Manufacturers not offering ranges starting below this F3, meant vibists accepted and learned to use the offered range, not realizing this range acctually is weird and unnecessary, even accepting the range F3-F6 to be the standard. And who can blame them. The vibraphone is not a widely spread instrument, and most vibraphone players see and play maybe 2 brands in their life, so when and where do they even get the opportunity to learn more about the instrument? Don't shoot me, but I found that almost no vibist knows enough about the instrument itself, so it is obvious that they accept what manufacturers offers and many times are not capable of telling a manufacturer what they want. At the same time, I see too many manufacturers not understanding the instrument either, thinking it is just marimba with metal bars and a dampersystem. These manufacturers ask vibists what they want and they build it the way they are told the customer wants it. Result is that there is not much progress in the design of the vibraphone (no matter what manufacturers want to let you be believe).

When I started building vibraphones, I asked vibists how a vibraphone had to be. Their answer always was this:

  • it has to be 3 octaves from F3-F6

  • it has to have a small width pedal

  • the motorcontrol has to be on the player-facing rail on the right

  • the legs have to fold under the keybed when travelling

  • keybed has to be black

  • frame has to be black

  • instrument has to be lightweight

Sounds familiar? If I would have built a vibraphone like this, what vibe would I have made? 
It didn't take long for me to realize, I didn't want to build that kind of vibraphone, as it will not bring the vibraphone to where it has to be.

I started tuning more harmonics, making it possible to really get good sounding bars below F3. At the same time, looking at the environments the vibraphone is used (modern music, jazz), I noticed we need at least to have a range starting at E3 (guitar), better at D#3 (tenor/horns), but best at C3. This resulted in becoming a specialist in extended range vibraphones.

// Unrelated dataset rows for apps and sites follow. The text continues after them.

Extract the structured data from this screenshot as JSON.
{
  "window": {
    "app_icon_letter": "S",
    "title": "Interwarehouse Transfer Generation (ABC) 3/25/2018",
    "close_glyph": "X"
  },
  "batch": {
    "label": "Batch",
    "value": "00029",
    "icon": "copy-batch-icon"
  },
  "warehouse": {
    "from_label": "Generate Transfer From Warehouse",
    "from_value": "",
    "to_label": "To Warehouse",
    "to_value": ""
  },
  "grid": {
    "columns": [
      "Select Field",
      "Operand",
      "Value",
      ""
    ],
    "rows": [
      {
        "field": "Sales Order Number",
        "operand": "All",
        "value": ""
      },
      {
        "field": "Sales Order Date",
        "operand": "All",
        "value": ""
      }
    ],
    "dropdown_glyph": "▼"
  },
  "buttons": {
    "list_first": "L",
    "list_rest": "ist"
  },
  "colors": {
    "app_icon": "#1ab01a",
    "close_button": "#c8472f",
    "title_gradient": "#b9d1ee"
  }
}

Tuning more harmonics, so making good sounding low bars, does require a lot of experience, and does require spending a lot of time on tuning a bar. I regret to see that many manufacturers don't accept taking that time to learn going down to ranges that are more fitting to the vibist.
I hope this will change in future. In my personal opinion, a manufacturer offering only a 3 octaves vibraphone, doesn't understand the instrument and is not bringing the vibraphone to the level it can be as an instrument.

Stay tuned...

Read 2642 times Last modified on Friday, 29 December 2017 07:25